Formerly trained by Willie Mullins, Don Poli was one of the more high profile Gigginstown House Stud-owned horses to vacate their stables at Closutton this autumn. Amid a high-profile and much talked-about disagreement over training fees, Michael and Eddie O’Leary elected to remove 60 horses from the champion trainer’s string.
Elliott was a key beneficiary, with Don Poli joined by Apple’s Jade and more at his base in Co Meath. The former made a spectacularly inauspicious start to this phase of his career when pulled up in the JNWine.com Champion Chase at Down Royal in early November. So poor was that run, where Don Poli never travelled an inch for Barry Geraghty before the towel was thrown in, that it simply must be written off as too bad to be true.
Elliott will nonetheless be going to the drawing board before making his next move, although the trainer has already suggested that Aintree is the most viable target for Don Poli now.
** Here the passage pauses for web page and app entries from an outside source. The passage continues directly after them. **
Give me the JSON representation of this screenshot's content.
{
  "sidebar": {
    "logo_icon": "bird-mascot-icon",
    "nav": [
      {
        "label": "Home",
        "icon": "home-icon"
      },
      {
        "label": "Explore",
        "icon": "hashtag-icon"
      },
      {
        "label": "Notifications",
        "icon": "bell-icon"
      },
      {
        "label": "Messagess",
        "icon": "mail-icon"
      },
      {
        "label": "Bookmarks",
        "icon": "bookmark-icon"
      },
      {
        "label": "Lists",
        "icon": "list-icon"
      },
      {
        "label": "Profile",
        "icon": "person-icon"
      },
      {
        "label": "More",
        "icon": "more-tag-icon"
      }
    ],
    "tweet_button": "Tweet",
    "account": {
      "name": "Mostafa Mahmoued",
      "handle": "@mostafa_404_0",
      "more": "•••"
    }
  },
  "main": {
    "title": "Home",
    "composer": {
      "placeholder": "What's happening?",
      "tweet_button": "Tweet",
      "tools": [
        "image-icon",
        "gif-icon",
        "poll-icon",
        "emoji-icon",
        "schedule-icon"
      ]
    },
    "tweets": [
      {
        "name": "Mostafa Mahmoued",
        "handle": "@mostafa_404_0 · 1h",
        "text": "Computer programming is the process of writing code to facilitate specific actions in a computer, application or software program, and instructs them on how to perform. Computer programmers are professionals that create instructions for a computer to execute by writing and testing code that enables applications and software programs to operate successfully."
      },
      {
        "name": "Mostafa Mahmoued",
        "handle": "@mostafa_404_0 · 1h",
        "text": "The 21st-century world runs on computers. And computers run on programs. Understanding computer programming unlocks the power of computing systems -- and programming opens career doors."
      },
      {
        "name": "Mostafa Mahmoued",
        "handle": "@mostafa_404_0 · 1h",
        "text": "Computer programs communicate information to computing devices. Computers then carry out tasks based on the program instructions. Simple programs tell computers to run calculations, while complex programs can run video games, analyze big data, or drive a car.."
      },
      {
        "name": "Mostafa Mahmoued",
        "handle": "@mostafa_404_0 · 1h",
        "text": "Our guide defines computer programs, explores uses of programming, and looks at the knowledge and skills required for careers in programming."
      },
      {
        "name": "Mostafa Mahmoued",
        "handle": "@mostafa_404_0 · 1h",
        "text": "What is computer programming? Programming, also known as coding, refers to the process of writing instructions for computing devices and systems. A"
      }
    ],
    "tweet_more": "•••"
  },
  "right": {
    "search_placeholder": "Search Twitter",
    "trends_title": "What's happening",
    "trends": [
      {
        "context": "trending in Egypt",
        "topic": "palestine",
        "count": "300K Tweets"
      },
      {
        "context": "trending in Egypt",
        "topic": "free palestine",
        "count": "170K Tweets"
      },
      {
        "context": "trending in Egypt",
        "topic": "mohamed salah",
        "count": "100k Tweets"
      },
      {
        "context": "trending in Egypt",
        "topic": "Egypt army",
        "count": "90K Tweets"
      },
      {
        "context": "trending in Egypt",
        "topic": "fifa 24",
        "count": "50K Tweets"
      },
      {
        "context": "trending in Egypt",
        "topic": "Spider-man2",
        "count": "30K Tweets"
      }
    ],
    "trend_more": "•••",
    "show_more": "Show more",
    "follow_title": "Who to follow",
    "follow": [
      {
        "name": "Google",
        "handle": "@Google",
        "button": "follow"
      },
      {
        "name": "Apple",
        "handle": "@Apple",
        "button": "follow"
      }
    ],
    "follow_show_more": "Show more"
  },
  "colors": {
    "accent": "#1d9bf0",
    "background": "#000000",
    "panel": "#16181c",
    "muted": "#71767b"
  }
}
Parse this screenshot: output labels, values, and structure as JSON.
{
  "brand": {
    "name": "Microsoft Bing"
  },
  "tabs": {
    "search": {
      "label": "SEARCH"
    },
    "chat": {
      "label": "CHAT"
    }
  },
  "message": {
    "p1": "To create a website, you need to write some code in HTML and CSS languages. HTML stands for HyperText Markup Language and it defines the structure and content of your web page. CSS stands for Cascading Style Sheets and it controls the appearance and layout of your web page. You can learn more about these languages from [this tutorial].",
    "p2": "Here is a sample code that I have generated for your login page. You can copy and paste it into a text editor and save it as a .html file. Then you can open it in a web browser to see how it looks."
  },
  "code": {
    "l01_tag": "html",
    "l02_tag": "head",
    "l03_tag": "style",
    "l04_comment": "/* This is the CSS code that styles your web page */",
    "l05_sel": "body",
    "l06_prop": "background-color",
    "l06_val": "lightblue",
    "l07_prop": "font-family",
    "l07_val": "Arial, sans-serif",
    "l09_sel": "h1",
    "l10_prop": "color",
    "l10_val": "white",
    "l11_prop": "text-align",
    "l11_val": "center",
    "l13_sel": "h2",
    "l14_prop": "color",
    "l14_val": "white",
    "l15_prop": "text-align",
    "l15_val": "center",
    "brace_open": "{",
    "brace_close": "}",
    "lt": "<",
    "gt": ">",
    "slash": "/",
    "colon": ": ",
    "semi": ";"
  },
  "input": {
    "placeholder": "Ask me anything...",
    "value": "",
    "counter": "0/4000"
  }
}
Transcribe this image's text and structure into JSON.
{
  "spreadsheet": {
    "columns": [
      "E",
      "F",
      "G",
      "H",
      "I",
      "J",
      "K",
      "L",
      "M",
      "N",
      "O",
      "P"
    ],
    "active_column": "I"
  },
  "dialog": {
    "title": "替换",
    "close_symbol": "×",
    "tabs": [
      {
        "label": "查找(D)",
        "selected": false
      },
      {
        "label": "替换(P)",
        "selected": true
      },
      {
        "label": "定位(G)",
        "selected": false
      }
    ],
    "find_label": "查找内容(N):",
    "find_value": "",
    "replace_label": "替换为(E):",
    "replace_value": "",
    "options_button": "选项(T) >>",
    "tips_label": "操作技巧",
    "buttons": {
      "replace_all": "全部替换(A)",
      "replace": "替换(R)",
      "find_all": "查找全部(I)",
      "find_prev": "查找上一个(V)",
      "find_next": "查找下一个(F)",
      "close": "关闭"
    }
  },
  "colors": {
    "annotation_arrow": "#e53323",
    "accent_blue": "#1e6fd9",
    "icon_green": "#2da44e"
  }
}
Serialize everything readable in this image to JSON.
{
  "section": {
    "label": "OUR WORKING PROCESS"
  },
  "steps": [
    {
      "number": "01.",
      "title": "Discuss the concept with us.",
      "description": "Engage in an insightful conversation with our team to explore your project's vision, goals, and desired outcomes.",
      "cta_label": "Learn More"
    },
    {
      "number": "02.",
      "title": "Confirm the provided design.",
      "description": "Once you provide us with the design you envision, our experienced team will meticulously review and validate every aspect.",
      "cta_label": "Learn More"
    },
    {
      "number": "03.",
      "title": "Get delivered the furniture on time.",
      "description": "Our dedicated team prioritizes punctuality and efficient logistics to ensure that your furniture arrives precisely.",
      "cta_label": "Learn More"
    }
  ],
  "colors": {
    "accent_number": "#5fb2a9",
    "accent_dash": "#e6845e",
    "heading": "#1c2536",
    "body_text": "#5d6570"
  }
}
Should he turn on Merseyside in the spring, it won’t surprise anyone if Don Poli ends up being favourite for the Grand National 2017.
Don Poli is a divisive figure, despite his consistent form and Grade One-winning past adventures. Twice a Cheltenham Festival scorer, once over hurdles and once in a three-mile chase, he has earned himself a reputation for being quite a slow horse. While it wouldn’t ultimately pay to argue differently, a review of his win in the Martin Pipe over hurdles at Cheltenham in 2014 certainly offers a different perspective.
His first run for Elliott was the 15th career start for Don Poli, who won’t turn eight until the New Year. Prior to his Down Royal disaster, he had finished outside of the first three just once in 14 attempts. That is a mightily impressive air of consistency and performance for a horse dubbed to be one-paced.
On plenty of occasions, supporters of Don Poli have longed for more aggressive tactics, particularly last March after he had stayed on into third place in the Gold Cup behind Don Cossack and Djakadam after exaggerated waiting tactics from Davy Russell. Those tactics might have been employed by Geraghty at Down Royal had things played out differently. That race also marked the first time Don Poli had sported headgear. Applied to sharpen his attitude, it could prove that it had an adverse effect.
Good enough for third in the Cheltenham Gold Cup, Don Poli now looks booked for a tilt at the Grand National in 2017. His new trainer is a master of preparation for such races and given how bad things began for the Elliott/Don Poli partnership, there will be plenty willing to write them off. He might not be seen much on the track this winter, but the suggestion is to be wary of Don Poli come the springtime. It could well come to pass that Aintree and the world’s most iconic steeplechase are his destiny.